◆ Task ◆
Among the entries below, find every line that contains the string "Number", then copy it.

(Recorded data)
+ + + +

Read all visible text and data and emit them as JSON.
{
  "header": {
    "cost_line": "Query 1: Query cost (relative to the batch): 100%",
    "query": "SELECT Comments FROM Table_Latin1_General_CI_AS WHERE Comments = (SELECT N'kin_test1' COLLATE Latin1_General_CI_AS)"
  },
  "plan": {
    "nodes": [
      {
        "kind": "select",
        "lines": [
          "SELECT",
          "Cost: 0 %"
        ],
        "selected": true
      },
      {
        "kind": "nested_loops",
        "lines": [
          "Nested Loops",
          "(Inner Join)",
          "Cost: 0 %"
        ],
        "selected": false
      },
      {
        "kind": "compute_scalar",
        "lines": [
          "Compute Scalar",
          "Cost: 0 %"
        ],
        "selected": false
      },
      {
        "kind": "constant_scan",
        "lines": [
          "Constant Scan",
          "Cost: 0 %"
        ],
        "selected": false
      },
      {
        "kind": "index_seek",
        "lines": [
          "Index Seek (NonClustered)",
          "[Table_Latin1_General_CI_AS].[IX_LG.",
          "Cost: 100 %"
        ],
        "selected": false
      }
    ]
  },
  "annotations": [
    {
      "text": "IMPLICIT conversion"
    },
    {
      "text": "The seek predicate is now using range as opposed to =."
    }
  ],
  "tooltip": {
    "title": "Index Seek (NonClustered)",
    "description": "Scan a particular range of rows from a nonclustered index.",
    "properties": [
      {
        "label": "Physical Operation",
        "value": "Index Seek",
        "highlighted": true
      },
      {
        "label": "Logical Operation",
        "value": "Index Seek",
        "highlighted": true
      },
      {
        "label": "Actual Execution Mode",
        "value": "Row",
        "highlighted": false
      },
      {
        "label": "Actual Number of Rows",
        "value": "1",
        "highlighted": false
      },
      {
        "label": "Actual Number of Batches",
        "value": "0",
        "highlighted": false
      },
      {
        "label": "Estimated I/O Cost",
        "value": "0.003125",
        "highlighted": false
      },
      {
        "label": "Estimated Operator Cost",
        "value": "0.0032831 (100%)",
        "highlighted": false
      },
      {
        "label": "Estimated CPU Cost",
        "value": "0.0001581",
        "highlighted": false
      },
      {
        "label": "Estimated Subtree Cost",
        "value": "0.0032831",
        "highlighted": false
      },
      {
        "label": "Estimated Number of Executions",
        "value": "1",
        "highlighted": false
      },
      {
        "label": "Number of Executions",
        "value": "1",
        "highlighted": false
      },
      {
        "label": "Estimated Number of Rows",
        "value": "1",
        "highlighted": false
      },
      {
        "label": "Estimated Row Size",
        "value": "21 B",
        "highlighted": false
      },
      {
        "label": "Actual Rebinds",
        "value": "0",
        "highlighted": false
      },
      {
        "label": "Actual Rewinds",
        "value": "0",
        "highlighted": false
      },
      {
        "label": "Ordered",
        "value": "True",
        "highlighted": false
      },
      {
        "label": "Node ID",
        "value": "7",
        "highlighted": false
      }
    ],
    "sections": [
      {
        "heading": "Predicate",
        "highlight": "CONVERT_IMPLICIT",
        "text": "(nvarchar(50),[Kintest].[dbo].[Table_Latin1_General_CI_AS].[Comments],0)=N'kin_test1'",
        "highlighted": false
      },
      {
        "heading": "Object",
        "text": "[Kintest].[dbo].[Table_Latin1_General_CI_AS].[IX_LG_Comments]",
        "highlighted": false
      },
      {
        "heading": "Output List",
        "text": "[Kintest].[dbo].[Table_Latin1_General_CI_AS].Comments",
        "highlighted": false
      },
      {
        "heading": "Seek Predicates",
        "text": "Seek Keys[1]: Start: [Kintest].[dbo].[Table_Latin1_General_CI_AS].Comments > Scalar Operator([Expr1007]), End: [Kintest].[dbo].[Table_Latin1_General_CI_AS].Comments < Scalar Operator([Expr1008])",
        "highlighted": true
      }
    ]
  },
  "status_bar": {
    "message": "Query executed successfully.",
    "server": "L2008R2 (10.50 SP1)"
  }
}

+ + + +

◆ The completed task ◆
        "label": "Actual Number of Rows",
        "label": "Actual Number of Batches",
        "label": "Estimated Number of Executions",
        "label": "Number of Executions",
        "label": "Estimated Number of Rows",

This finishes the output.